Content warning: eating disorder, mental health, sexual abuse, rape, self harm, suicide ideation, institutionalisation and ableism.
Christine McGuinness shares an intimate look at her journey to Autistic realisation and the wider implications for Autistic women and girls who are going under the radar. She said she:
“was really nervous about doing a documentary that was just based on Autistic women and girls, because there’s obviously boys out there and men that are Autistic, and I didn’t want it to come across as being sexist at all […] But there’s so many women being diagnosed later on in life because they’re being misunderstood, or they’re masking and they’re not showing it […] And it’s so important that that changes, because those women probably needed help and support when they were girls […] Its really sad to think that there could be teenage girls going through what I was at their age without the answers I have now. “
I’m glad she did share her story and those of other Autistic women and girls. There were so many things I understood and saw myself reflected in in Christine’s story. She said that she was living in conflict with herself and that the over-analyzing of every conversation was exhausting. Christine also shared that she has a hyper sensitive sense of smell and was shocked to find out that others don’t experience smells in the same way. I have this for smells and sounds and over the years of sharing my sensory experiences it has become clear that I am not experiencing the same reality as non-Autistic folk.
Christine spoke about how getting diagnosed lead to better self understanding. She said that she has been on a personal mission of finding out who she is and part of that was splitting up with Paddy, her husband of 15 years.
Christine reflected that despite being late diagnosed she was still lucky to have a diagnosis – currently there are over 122,000 people in the UK awaiting their autism diagnosis.
Her diagnosis also made her reevaluate her past relationships, including being raped at a young age.
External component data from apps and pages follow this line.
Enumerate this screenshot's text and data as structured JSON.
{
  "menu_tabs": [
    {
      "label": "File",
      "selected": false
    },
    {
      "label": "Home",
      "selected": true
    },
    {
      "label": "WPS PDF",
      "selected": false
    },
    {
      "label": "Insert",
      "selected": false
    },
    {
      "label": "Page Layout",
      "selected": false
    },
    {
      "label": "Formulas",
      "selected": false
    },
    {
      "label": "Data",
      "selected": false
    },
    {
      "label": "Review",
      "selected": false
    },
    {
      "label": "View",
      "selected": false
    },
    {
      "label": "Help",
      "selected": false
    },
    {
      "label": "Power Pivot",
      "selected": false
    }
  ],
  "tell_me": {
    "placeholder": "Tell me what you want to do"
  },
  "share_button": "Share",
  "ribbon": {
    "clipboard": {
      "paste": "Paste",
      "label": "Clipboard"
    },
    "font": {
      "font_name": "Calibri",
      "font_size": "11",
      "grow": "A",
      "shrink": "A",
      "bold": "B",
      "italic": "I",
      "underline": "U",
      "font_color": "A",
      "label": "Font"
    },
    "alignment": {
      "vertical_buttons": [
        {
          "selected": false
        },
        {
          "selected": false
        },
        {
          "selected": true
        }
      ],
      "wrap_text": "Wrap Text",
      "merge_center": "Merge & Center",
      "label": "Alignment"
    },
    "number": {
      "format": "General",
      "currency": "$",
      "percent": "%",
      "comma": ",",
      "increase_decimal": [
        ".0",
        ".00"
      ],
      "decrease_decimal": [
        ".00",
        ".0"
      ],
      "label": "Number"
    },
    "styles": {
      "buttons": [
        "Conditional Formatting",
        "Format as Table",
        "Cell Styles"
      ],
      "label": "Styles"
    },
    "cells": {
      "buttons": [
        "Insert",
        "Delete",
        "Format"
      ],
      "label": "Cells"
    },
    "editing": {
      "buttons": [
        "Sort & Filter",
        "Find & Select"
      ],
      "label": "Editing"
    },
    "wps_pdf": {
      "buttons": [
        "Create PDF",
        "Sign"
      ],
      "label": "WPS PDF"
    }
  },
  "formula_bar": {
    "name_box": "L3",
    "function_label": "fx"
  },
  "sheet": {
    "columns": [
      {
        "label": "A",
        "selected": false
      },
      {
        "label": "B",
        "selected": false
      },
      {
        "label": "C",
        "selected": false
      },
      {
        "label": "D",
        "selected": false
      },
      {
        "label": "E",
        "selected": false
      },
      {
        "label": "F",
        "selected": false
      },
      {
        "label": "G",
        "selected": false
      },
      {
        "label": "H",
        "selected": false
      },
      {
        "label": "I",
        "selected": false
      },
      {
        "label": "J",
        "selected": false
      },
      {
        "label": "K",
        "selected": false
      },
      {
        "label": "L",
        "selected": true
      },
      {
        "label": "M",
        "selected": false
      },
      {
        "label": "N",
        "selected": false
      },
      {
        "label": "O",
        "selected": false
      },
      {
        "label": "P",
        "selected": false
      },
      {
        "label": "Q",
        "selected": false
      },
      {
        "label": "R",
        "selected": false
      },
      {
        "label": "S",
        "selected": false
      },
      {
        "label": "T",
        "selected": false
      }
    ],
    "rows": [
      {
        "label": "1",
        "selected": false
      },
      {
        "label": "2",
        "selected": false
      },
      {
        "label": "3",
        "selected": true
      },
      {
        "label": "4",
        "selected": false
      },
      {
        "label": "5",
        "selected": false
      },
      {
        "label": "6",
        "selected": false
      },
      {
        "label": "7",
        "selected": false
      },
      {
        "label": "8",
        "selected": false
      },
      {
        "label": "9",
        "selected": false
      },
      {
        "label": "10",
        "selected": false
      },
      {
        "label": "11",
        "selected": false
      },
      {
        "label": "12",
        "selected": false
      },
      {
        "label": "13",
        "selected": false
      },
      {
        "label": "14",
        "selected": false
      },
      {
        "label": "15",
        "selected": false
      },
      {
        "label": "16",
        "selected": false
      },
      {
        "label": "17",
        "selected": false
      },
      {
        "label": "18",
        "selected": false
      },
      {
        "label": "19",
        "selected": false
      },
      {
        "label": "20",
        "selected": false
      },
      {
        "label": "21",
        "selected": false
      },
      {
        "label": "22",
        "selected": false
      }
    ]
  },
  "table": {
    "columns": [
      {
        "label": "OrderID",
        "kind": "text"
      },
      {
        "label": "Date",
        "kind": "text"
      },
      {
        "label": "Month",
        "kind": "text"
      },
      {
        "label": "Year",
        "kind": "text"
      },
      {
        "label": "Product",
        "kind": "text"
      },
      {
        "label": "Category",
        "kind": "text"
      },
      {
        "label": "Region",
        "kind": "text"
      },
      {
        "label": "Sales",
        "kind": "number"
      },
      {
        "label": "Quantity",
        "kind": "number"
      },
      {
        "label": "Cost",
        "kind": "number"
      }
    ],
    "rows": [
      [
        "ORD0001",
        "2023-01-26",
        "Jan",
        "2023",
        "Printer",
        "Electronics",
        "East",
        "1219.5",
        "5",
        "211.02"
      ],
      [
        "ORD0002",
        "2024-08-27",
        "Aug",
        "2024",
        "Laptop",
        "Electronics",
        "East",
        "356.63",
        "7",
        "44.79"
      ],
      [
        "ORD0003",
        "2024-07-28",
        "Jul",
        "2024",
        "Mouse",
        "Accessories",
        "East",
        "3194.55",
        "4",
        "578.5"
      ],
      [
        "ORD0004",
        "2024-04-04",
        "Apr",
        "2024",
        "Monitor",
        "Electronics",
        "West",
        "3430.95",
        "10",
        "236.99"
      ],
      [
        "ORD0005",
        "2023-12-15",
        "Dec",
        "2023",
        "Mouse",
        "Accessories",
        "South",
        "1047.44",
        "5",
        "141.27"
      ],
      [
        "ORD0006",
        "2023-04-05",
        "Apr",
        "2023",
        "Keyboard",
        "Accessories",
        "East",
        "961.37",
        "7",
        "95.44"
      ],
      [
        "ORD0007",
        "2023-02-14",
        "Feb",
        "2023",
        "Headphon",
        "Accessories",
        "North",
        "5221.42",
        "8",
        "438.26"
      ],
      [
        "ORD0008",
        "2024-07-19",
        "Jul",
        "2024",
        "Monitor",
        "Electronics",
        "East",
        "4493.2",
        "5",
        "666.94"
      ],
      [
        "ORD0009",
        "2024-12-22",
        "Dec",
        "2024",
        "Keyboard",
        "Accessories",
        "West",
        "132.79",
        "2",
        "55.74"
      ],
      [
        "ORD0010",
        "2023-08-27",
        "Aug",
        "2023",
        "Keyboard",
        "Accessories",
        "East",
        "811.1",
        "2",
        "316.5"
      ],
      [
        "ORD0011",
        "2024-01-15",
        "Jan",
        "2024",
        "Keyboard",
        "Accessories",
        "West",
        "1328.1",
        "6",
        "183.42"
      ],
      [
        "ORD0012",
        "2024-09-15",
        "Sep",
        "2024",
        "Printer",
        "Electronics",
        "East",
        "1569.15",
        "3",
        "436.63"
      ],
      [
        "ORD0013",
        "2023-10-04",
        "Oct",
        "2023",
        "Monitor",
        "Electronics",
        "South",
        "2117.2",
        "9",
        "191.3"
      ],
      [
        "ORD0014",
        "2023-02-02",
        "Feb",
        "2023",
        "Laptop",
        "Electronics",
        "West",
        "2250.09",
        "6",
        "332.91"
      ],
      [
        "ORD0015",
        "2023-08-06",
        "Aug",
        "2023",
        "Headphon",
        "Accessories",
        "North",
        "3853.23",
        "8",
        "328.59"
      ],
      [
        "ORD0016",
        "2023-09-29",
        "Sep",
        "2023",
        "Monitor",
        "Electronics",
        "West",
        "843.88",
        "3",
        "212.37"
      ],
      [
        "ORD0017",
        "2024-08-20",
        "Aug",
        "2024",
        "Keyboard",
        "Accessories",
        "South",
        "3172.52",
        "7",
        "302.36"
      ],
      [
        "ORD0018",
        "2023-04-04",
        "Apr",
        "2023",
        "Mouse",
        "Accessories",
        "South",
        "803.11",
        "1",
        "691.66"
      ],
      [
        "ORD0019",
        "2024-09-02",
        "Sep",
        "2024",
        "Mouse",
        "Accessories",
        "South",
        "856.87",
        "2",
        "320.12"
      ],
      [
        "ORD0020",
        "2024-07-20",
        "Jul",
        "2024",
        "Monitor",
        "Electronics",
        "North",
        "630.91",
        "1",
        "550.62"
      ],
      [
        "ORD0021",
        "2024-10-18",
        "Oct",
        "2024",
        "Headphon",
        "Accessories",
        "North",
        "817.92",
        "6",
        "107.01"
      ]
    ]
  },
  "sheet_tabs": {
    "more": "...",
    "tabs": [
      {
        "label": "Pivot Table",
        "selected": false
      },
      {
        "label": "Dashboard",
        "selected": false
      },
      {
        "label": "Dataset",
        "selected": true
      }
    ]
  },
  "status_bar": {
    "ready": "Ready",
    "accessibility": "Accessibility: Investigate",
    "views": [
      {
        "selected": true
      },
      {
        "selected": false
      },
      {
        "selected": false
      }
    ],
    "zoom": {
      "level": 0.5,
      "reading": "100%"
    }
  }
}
I thought it was incredibly brave and really important that Christine shared this, as Autistic women and girls experience higher rates of sexual and domestic violence.
Consent can be a real issue for us as we are not speaking the same language as non-autistic people. Consent is often assumed of us which makes us more vulnerable to predatory people. Throughout the programme, Christine and the people she spoke to asked for consent around giving eye contact and hugs. I ask for consent all the time as it ensures that the grey areas become black and white, making sure we are all safe and comfortable. I have noticed this in a lot of Autistic spaces.
Christine spoke to different women and girls about their experiences. Leanne was diagnosed with bipolar and social anxiety when she was 13 and was institutionalised for behaviours associated with a misdiagnosis of ‘personality disorder.’ Fiona was diagnosed with an eating disorder before finding out she was Autistic, eating was a way she could exert control and she described her eating habits were the only thing she was ‘getting right’ in her life. Melissa was diagnosed at age 36 after her son was, she feels much better now she can live authentically. Christine also went to an Autistic mum group with Melissa and it was gorgeous to watch all these Autistic people have such a good time in each others company.
There were a few issues with the programme, namely the reinforcement of ‘female autism’ which suggests that there are only two representations of autism, stereotyping different people and erasing a lot more besides. There is no argument that there needs to be more research with women and girls but there also needs to be autism research for all gender minorities. I also take issue with the idea that women and girls ‘hide being Autistic better‘ – people are just not looking hard enough at those of us who have historically been considered second class citizens.
Overall Christine McGuiness: Unmasking My Autism was a very good watch, which aired soon after Inside Our Autistic Minds, which was also aired on BBC. I’m glad that Christine has used her platform to improve people’s understanding and I hope that is has helped her on her way to being authentically Autistic.
I have based this article on my live tweets which you can find here.